BIO 210

Nutrition and Diet

Notorus exilis is a freshwater fish found in much of the central United States. As with any other fish the slender madtom has specific nutritional needs that must be met and a particular diet it uses to meet those needs. Unfortunately, information regarding the diet and nutrition of the slender madtom is somewhat varied and doesn't always match up perfectly. In looking through several different sources however, clear trends begin to appear.

First of all, it does the majority of its eating at certain times of day. The slender madtom generally stays very withdrawn and elusive during the daytime (Wisconsin Department of Natural Resources, 2013). Therefore, it will primarily eat as the sun sets in the evening and just before it rises in the morning. It rarely deviates from this schedule, eating only a tiny amount during the daytime hours (Vives, 1987).
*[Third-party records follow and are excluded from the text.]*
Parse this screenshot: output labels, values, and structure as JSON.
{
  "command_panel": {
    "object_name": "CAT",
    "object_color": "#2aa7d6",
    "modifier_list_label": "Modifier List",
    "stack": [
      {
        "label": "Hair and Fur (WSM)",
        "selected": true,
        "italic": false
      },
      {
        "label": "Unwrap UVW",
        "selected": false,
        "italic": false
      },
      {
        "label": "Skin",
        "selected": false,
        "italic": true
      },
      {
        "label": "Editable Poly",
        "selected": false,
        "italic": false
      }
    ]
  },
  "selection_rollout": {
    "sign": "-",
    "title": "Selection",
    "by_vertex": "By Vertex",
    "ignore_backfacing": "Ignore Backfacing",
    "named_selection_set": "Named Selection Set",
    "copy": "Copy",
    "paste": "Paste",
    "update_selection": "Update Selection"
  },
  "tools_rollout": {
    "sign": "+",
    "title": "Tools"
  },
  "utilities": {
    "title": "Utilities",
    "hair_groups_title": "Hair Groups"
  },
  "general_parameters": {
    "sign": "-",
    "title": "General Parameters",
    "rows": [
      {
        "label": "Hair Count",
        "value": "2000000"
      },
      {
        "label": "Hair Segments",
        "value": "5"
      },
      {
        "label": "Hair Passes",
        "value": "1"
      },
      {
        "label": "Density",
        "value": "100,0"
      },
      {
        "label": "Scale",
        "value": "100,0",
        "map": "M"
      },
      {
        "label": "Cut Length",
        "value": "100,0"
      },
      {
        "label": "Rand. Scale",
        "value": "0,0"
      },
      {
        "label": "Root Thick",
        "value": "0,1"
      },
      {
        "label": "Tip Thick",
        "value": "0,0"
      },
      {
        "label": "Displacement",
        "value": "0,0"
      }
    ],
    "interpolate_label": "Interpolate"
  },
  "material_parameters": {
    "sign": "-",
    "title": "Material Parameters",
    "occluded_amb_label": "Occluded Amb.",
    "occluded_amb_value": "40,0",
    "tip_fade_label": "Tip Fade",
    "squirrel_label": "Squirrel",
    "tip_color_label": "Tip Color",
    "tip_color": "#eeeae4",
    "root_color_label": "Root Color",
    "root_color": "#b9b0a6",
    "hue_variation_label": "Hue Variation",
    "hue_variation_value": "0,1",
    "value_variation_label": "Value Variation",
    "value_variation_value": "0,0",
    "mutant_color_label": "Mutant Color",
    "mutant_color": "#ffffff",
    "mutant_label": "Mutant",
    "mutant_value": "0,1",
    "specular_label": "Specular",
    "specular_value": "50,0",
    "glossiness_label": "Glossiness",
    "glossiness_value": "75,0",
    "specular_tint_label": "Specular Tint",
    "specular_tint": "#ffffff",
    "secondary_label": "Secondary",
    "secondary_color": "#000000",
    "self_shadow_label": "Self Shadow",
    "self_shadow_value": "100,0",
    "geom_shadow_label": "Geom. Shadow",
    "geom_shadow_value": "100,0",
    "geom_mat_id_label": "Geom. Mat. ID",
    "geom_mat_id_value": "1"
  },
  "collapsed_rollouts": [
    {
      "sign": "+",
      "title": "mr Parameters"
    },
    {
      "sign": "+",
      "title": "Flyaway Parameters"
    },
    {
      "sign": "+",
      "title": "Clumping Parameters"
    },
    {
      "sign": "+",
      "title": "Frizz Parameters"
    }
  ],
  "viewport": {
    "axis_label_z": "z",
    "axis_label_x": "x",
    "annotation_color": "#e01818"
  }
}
So, just what is it that the slender madtom eats? Well, its physical size is a major factor in deciding its diet. It only grows to between 3 and 5 inches in length and it is rather small in diameter (Minnesota Department of Natural Resources, 2013). As a result, the majority of its diet consists of aquatic insect larvae rather than other fish. Furthermore, according to Phillips and Kilambi (1996), the slender madtom consumes the larvae of two particular families of flies more than any of the others. They are the Baetidae and Chironomidae. While they stated that the Chironomids are the more heavily favored food option, they also observed the slender madtom's preference between the two types changes with the seasons. In the winter and spring it consumes far more Chironomidae than anything else, but then shifts towards eating more Baetidae in the summer and fall. Yet, the slender madtom's diet is not at all restricted to these two families. In fact, it will consume many different types of insect larvae as it encounters them.

While the diet of this fish does consist largely of fly larvae the slender madtom is not one dimensional in what it eats. Organisms such as crayfish, terrestrial insects, and certain types of worms have all been found in the stomachs of slender madtoms (Phillips and Kilambi, 1996). This variety suggests that they are at least partially flexible in their diet and are open to many food options when they are available.

In the search for food the slender madtom may use their barbels. Barbels are thin tentacle-like projections found around the mouth. They have the ability to taste and can be used to search through dark or dirty water for food (Encyclopedia of Life, 2013). Once the slender madtom has eaten, the nutrients must be absorbed and distributed throughout the body. To do this it must make use its digestive and circulatory systems. The slender madtom shares the same general anatomy as most fish when it comes to these parts of its anatomy. It possess a full digestive tract to absorb nutrients with. It distributes these nutrients all around the body using a closed circulatory system that includes a two chambered heart, a common feature in fish (Florida Fish and Wildlife Conservation Commission).

 Now that you understand the nutrition and diet of the slender madtom, it's time to learn about their reproduction, or  you can head back to the homepage.